An exact copy is required of every line from the one with "Convert this screenshot" through the end of the data below, and the pictures must stay out of it.

Segment Start: RECORDS SHOWN

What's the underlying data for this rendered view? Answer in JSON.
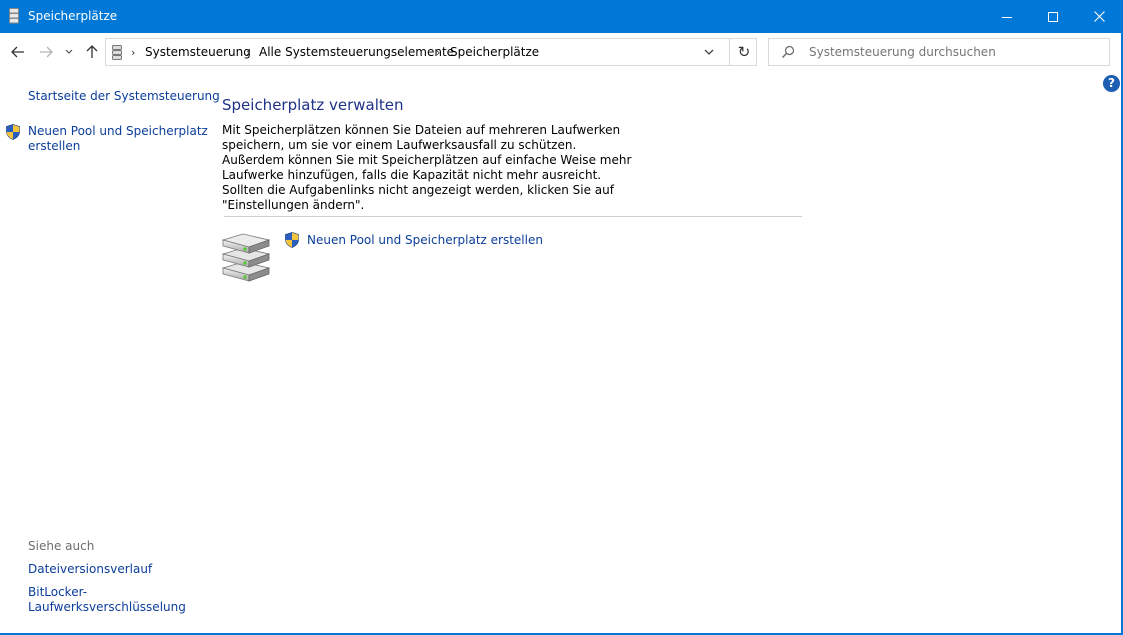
{
  "window": {
    "title": "Speicherplätze"
  },
  "address_bar": {
    "crumbs": [
      "Systemsteuerung",
      "Alle Systemsteuerungselemente",
      "Speicherplätze"
    ],
    "separator": "›"
  },
  "search": {
    "placeholder": "Systemsteuerung durchsuchen"
  },
  "sidebar": {
    "home_link": "Startseite der Systemsteuerung",
    "new_pool_link_line1": "Neuen Pool und Speicherplatz",
    "new_pool_link_line2": "erstellen",
    "see_also": "Siehe auch",
    "file_history": "Dateiversionsverlauf",
    "bitlocker_line1": "BitLocker-",
    "bitlocker_line2": "Laufwerksverschlüsselung"
  },
  "main": {
    "heading": "Speicherplatz verwalten",
    "description": "Mit Speicherplätzen können Sie Dateien auf mehreren Laufwerken speichern, um sie vor einem Laufwerksausfall zu schützen. Außerdem können Sie mit Speicherplätzen auf einfache Weise mehr Laufwerke hinzufügen, falls die Kapazität nicht mehr ausreicht. Sollten die Aufgabenlinks nicht angezeigt werden, klicken Sie auf \"Einstellungen ändern\".",
    "task_link": "Neuen Pool und Speicherplatz erstellen"
  },
  "help": {
    "label": "?"
  },
  "colors": {
    "titlebar": "#0078d7",
    "link": "#0b3e9a",
    "heading": "#1e3287"
  },
  "icons": {
    "app": "storage-spaces-icon",
    "shield": "uac-shield-icon",
    "drives": "drive-stack-icon"
  }
}
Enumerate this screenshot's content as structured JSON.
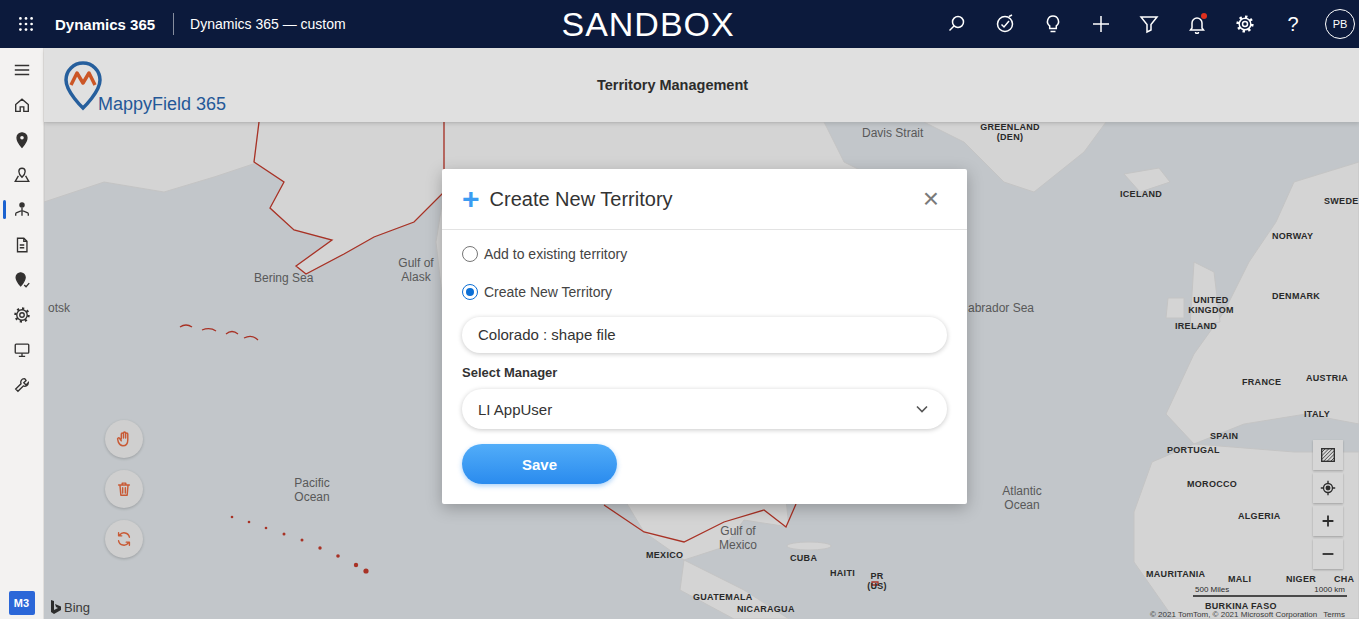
{
  "topbar": {
    "app": "Dynamics 365",
    "area": "Dynamics 365 — custom",
    "environment": "SANDBOX",
    "help": "?",
    "avatar": "PB",
    "actions": [
      {
        "kind": "search",
        "badge": false
      },
      {
        "kind": "task",
        "badge": false
      },
      {
        "kind": "idea",
        "badge": false
      },
      {
        "kind": "new",
        "badge": false
      },
      {
        "kind": "filter",
        "badge": false
      },
      {
        "kind": "notifications",
        "badge": true
      },
      {
        "kind": "settings",
        "badge": false
      }
    ]
  },
  "sidebar": {
    "items": [
      {
        "kind": "menu",
        "selected": false
      },
      {
        "kind": "home",
        "selected": false
      },
      {
        "kind": "pin",
        "selected": false
      },
      {
        "kind": "route",
        "selected": false
      },
      {
        "kind": "territory",
        "selected": true
      },
      {
        "kind": "report",
        "selected": false
      },
      {
        "kind": "checkin",
        "selected": false
      },
      {
        "kind": "settings",
        "selected": false
      },
      {
        "kind": "monitor",
        "selected": false
      },
      {
        "kind": "tools",
        "selected": false
      }
    ],
    "badge": "M3"
  },
  "header": {
    "logo": "MappyField 365",
    "title": "Territory Management"
  },
  "map": {
    "labels": [
      {
        "text": "Davis Strait",
        "kind": "sea"
      },
      {
        "text": "GREENLAND (DEN)",
        "kind": "country"
      },
      {
        "text": "ICELAND",
        "kind": "country"
      },
      {
        "text": "SWEDE",
        "kind": "country"
      },
      {
        "text": "NORWAY",
        "kind": "country"
      },
      {
        "text": "abrador Sea",
        "kind": "sea"
      },
      {
        "text": "DENMARK",
        "kind": "country"
      },
      {
        "text": "UNITED KINGDOM",
        "kind": "country"
      },
      {
        "text": "IRELAND",
        "kind": "country"
      },
      {
        "text": "FRANCE",
        "kind": "country"
      },
      {
        "text": "AUSTRIA",
        "kind": "country"
      },
      {
        "text": "ITALY",
        "kind": "country"
      },
      {
        "text": "SPAIN",
        "kind": "country"
      },
      {
        "text": "PORTUGAL",
        "kind": "country"
      },
      {
        "text": "MOROCCO",
        "kind": "country"
      },
      {
        "text": "ALGERIA",
        "kind": "country"
      },
      {
        "text": "Atlantic Ocean",
        "kind": "sea"
      },
      {
        "text": "MAURITANIA",
        "kind": "country"
      },
      {
        "text": "MALI",
        "kind": "country"
      },
      {
        "text": "NIGER",
        "kind": "country"
      },
      {
        "text": "CHA",
        "kind": "country"
      },
      {
        "text": "BURKINA FASO",
        "kind": "country"
      },
      {
        "text": "Bering Sea",
        "kind": "sea"
      },
      {
        "text": "Gulf of Alask",
        "kind": "sea"
      },
      {
        "text": "otsk",
        "kind": "sea"
      },
      {
        "text": "Pacific Ocean",
        "kind": "sea"
      },
      {
        "text": "MEXICO",
        "kind": "country"
      },
      {
        "text": "Gulf of Mexico",
        "kind": "sea"
      },
      {
        "text": "CUBA",
        "kind": "country"
      },
      {
        "text": "HAITI",
        "kind": "country"
      },
      {
        "text": "PR (US)",
        "kind": "country"
      },
      {
        "text": "GUATEMALA",
        "kind": "country"
      },
      {
        "text": "NICARAGUA",
        "kind": "country"
      }
    ],
    "tools": [
      {
        "kind": "pan"
      },
      {
        "kind": "delete"
      },
      {
        "kind": "refresh"
      }
    ],
    "controls": [
      {
        "kind": "draw"
      },
      {
        "kind": "locate"
      },
      {
        "kind": "zoomin"
      },
      {
        "kind": "zoomout"
      }
    ],
    "attribution": "Bing",
    "scale": [
      "500 Miles",
      "1000 km"
    ],
    "copyright": "© 2021 TomTom, © 2021 Microsoft Corporation",
    "terms": "Terms"
  },
  "dialog": {
    "icon": "+",
    "title": "Create New Territory",
    "close": "×",
    "options": [
      {
        "label": "Add to existing territory",
        "selected": false
      },
      {
        "label": "Create New Territory",
        "selected": true
      }
    ],
    "name": "Colorado : shape file",
    "manager_label": "Select Manager",
    "manager": "LI AppUser",
    "save": "Save"
  }
}
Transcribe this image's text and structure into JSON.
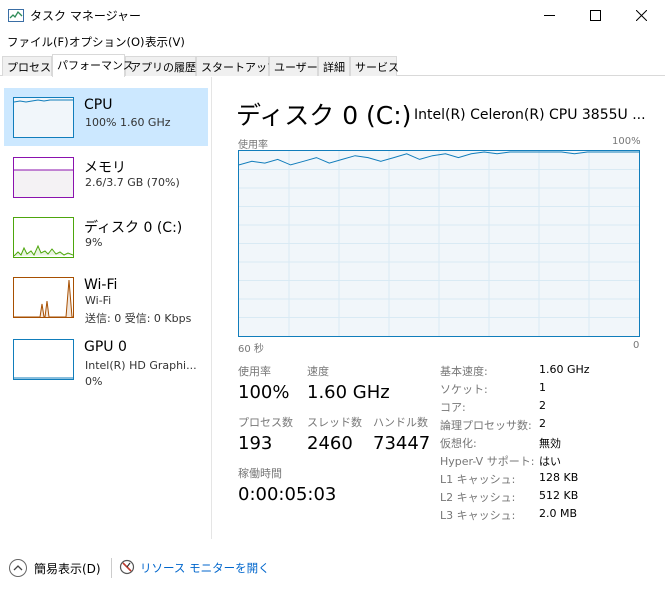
{
  "window": {
    "title": "タスク マネージャー"
  },
  "menu": [
    "ファイル(F)",
    "オプション(O)",
    "表示(V)"
  ],
  "tabs": [
    "プロセス",
    "パフォーマンス",
    "アプリの履歴",
    "スタートアップ",
    "ユーザー",
    "詳細",
    "サービス"
  ],
  "sidebar": {
    "items": [
      {
        "title": "CPU",
        "sub1": "100%  1.60 GHz",
        "color": "#117dbb"
      },
      {
        "title": "メモリ",
        "sub1": "2.6/3.7 GB (70%)",
        "color": "#8b12ae"
      },
      {
        "title": "ディスク 0 (C:)",
        "sub1": "9%",
        "color": "#4da60c"
      },
      {
        "title": "Wi-Fi",
        "sub1": "Wi-Fi",
        "sub2": "送信: 0 受信: 0 Kbps",
        "color": "#a74f01"
      },
      {
        "title": "GPU 0",
        "sub1": "Intel(R) HD Graphi...",
        "sub2": "0%",
        "color": "#117dbb"
      }
    ]
  },
  "main": {
    "title": "ディスク 0 (C:)",
    "model": "Intel(R) Celeron(R) CPU 3855U ...",
    "graph": {
      "top_left": "使用率",
      "top_right": "100%",
      "bottom_left": "60 秒",
      "bottom_right": "0",
      "usage_series": [
        93,
        95,
        94,
        96,
        93,
        95,
        97,
        94,
        96,
        98,
        97,
        95,
        97,
        99,
        96,
        98,
        99,
        97,
        99,
        100,
        99,
        100,
        100,
        100,
        100,
        100,
        99,
        100,
        100,
        100,
        100,
        100
      ]
    },
    "stats": {
      "usage_label": "使用率",
      "usage_value": "100%",
      "speed_label": "速度",
      "speed_value": "1.60 GHz",
      "proc_label": "プロセス数",
      "proc_value": "193",
      "thread_label": "スレッド数",
      "thread_value": "2460",
      "handle_label": "ハンドル数",
      "handle_value": "73447",
      "uptime_label": "稼働時間",
      "uptime_value": "0:00:05:03"
    },
    "info": [
      {
        "label": "基本速度:",
        "value": "1.60 GHz"
      },
      {
        "label": "ソケット:",
        "value": "1"
      },
      {
        "label": "コア:",
        "value": "2"
      },
      {
        "label": "論理プロセッサ数:",
        "value": "2"
      },
      {
        "label": "仮想化:",
        "value": "無効"
      },
      {
        "label": "Hyper-V サポート:",
        "value": "はい"
      },
      {
        "label": "L1 キャッシュ:",
        "value": "128 KB"
      },
      {
        "label": "L2 キャッシュ:",
        "value": "512 KB"
      },
      {
        "label": "L3 キャッシュ:",
        "value": "2.0 MB"
      }
    ]
  },
  "bottom": {
    "fewer_details": "簡易表示(D)",
    "open_resmon": "リソース モニターを開く"
  }
}
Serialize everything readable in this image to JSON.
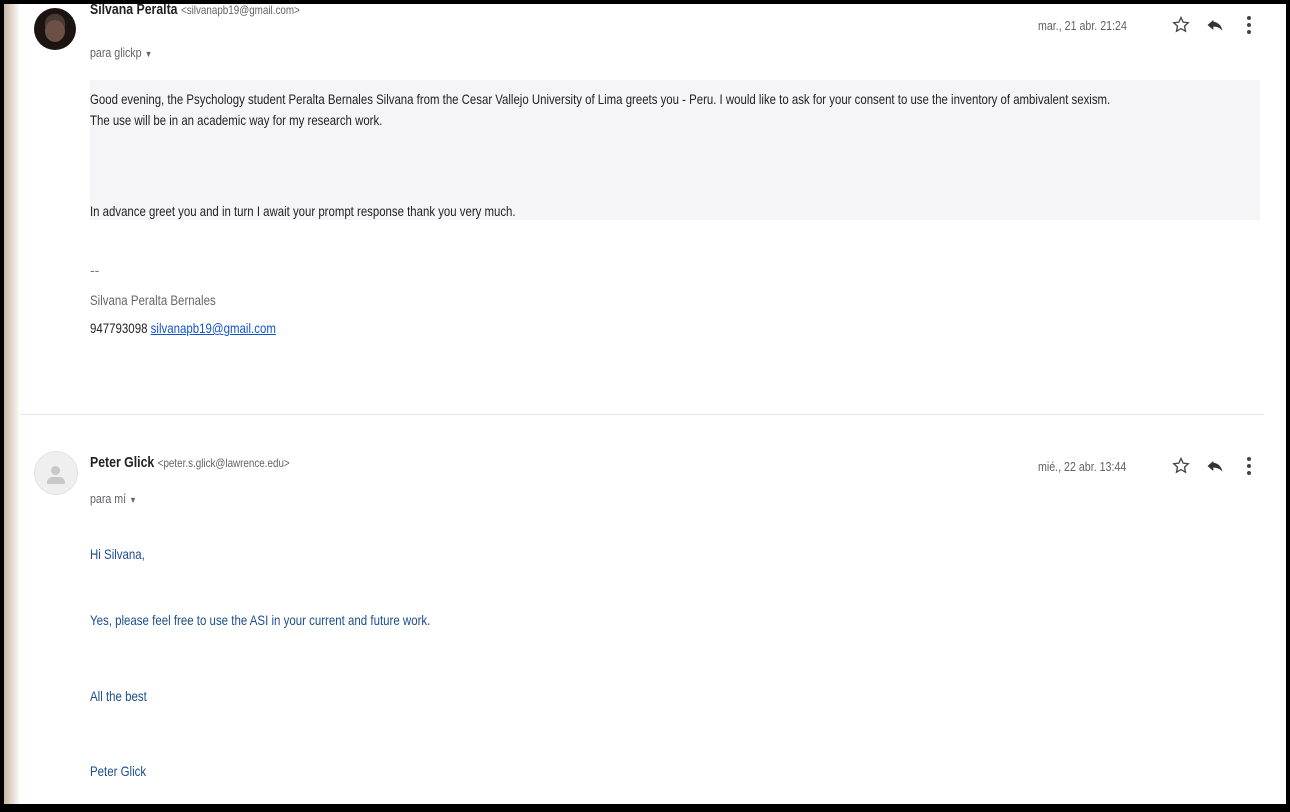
{
  "message1": {
    "sender_name": "Silvana Peralta",
    "sender_email": "<silvanapb19@gmail.com>",
    "to": "para glickp",
    "date": "mar., 21 abr. 21:24",
    "para1_line1": "Good evening, the Psychology student Peralta Bernales Silvana from the Cesar Vallejo University of Lima greets you - Peru. I would like to ask for your consent to use the inventory of ambivalent sexism.",
    "para1_line2": "The use will be in an academic way for my research work.",
    "para2": "In advance greet you and in turn I await your prompt response thank you very much.",
    "sig_dash": "--",
    "sig_name": "Silvana Peralta Bernales",
    "sig_phone": "947793098",
    "sig_email": "silvanapb19@gmail.com"
  },
  "message2": {
    "sender_name": "Peter Glick",
    "sender_email": "<peter.s.glick@lawrence.edu>",
    "to": "para mí",
    "date": "mié., 22 abr. 13:44",
    "lines": [
      "Hi Silvana,",
      "Yes, please feel free to use the ASI in your current and future work.",
      "All the best",
      "Peter Glick"
    ]
  },
  "colors": {
    "link": "#1155cc",
    "reply_text": "#1c4d8e"
  }
}
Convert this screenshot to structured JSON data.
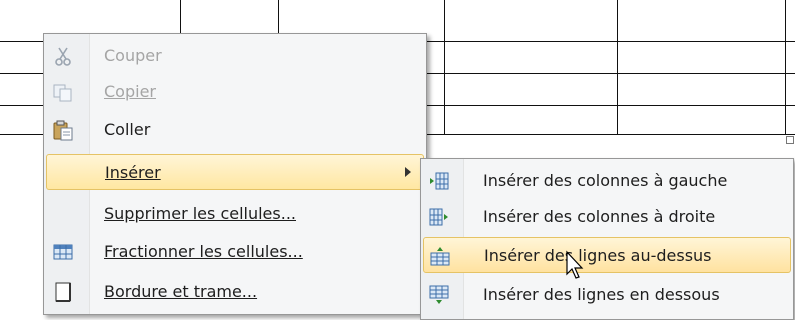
{
  "context_menu": {
    "items": [
      {
        "label": "Couper",
        "icon": "scissors-icon",
        "disabled": true
      },
      {
        "label": "Copier",
        "icon": "copy-icon",
        "disabled": true
      },
      {
        "label": "Coller",
        "icon": "paste-icon",
        "disabled": false
      },
      {
        "label": "Insérer",
        "icon": "",
        "disabled": false,
        "highlighted": true,
        "has_submenu": true
      },
      {
        "label": "Supprimer les cellules...",
        "icon": "",
        "disabled": false
      },
      {
        "label": "Fractionner les cellules...",
        "icon": "split-cells-icon",
        "disabled": false
      },
      {
        "label": "Bordure et trame...",
        "icon": "border-icon",
        "disabled": false
      }
    ]
  },
  "insert_submenu": {
    "items": [
      {
        "label": "Insérer des colonnes à gauche",
        "icon": "insert-column-left-icon"
      },
      {
        "label": "Insérer des colonnes à droite",
        "icon": "insert-column-right-icon"
      },
      {
        "label": "Insérer des lignes au-dessus",
        "icon": "insert-row-above-icon",
        "highlighted": true
      },
      {
        "label": "Insérer des lignes en dessous",
        "icon": "insert-row-below-icon"
      }
    ]
  },
  "colors": {
    "highlight_top": "#fff5d7",
    "highlight_bottom": "#ffe7a2",
    "highlight_border": "#e5c365",
    "menu_background": "#f5f6f7",
    "disabled_text": "#a5a5a5"
  }
}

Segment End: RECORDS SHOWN

▶ ANSWER BOX:
Convert this screenshot to structured JSON data.
{
  "context_menu": {
    "items": [
      {
        "label": "Couper",
        "icon": "scissors-icon",
        "disabled": true
      },
      {
        "label": "Copier",
        "icon": "copy-icon",
        "disabled": true
      },
      {
        "label": "Coller",
        "icon": "paste-icon",
        "disabled": false
      },
      {
        "label": "Insérer",
        "icon": "",
        "disabled": false,
        "highlighted": true,
        "has_submenu": true
      },
      {
        "label": "Supprimer les cellules...",
        "icon": "",
        "disabled": false
      },
      {
        "label": "Fractionner les cellules...",
        "icon": "split-cells-icon",
        "disabled": false
      },
      {
        "label": "Bordure et trame...",
        "icon": "border-icon",
        "disabled": false
      }
    ]
  },
  "insert_submenu": {
    "items": [
      {
        "label": "Insérer des colonnes à gauche",
        "icon": "insert-column-left-icon"
      },
      {
        "label": "Insérer des colonnes à droite",
        "icon": "insert-column-right-icon"
      },
      {
        "label": "Insérer des lignes au-dessus",
        "icon": "insert-row-above-icon",
        "highlighted": true
      },
      {
        "label": "Insérer des lignes en dessous",
        "icon": "insert-row-below-icon"
      }
    ]
  },
  "colors": {
    "highlight_top": "#fff5d7",
    "highlight_bottom": "#ffe7a2",
    "highlight_border": "#e5c365",
    "menu_background": "#f5f6f7",
    "disabled_text": "#a5a5a5"
  }
}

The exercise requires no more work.